Accompanied by his wife, Lee arrived at the war shrine at 10:00 a.m. local time (0100 GMT) and his pilgrimage took about 40 minutes.
Lee's elder brother Lee Teng-chin, who fought for the Japanese militarism during World War II, died in February 1945 in the Philippines and was then enshrined at Yasukuni.
The Yasukuni shrine, established in 1869 under Emperor Meiji, honors 2.5 million Japanese war dead including 14 class-A war criminals responsible for some of the worst atrocities during Japan's war of aggression against its Asian neighbors during World War II. It still serves as a tool for Japan's rightists to distort history.
Analysts said the visit exposed Lee's ugly face as a separatist favoring "Taiwan Independence."

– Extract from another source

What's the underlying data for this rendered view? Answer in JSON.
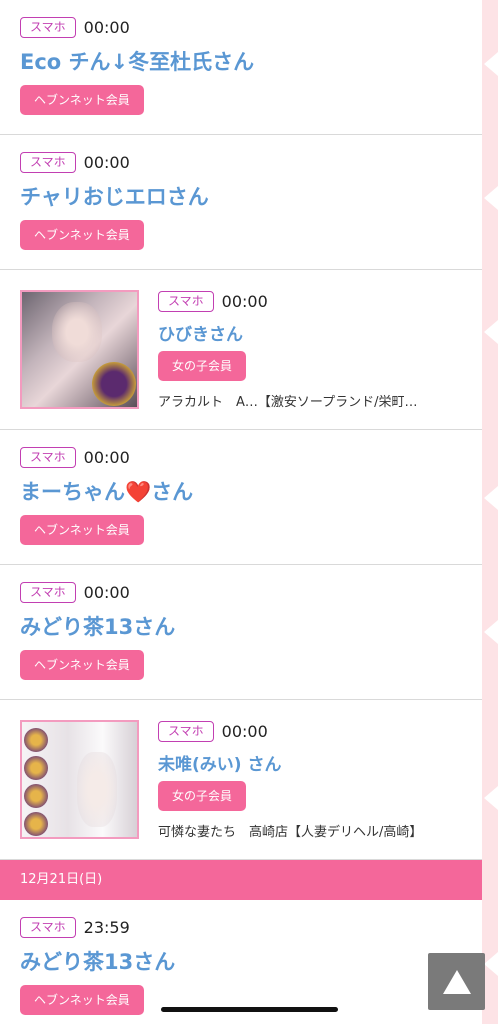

In 2001, Lee met with strong criticism when he jumped out to voice support for a Japanese leader to visit the notorious shrine and was deemed as a national scum who was brainwashed by the Japanese militarism.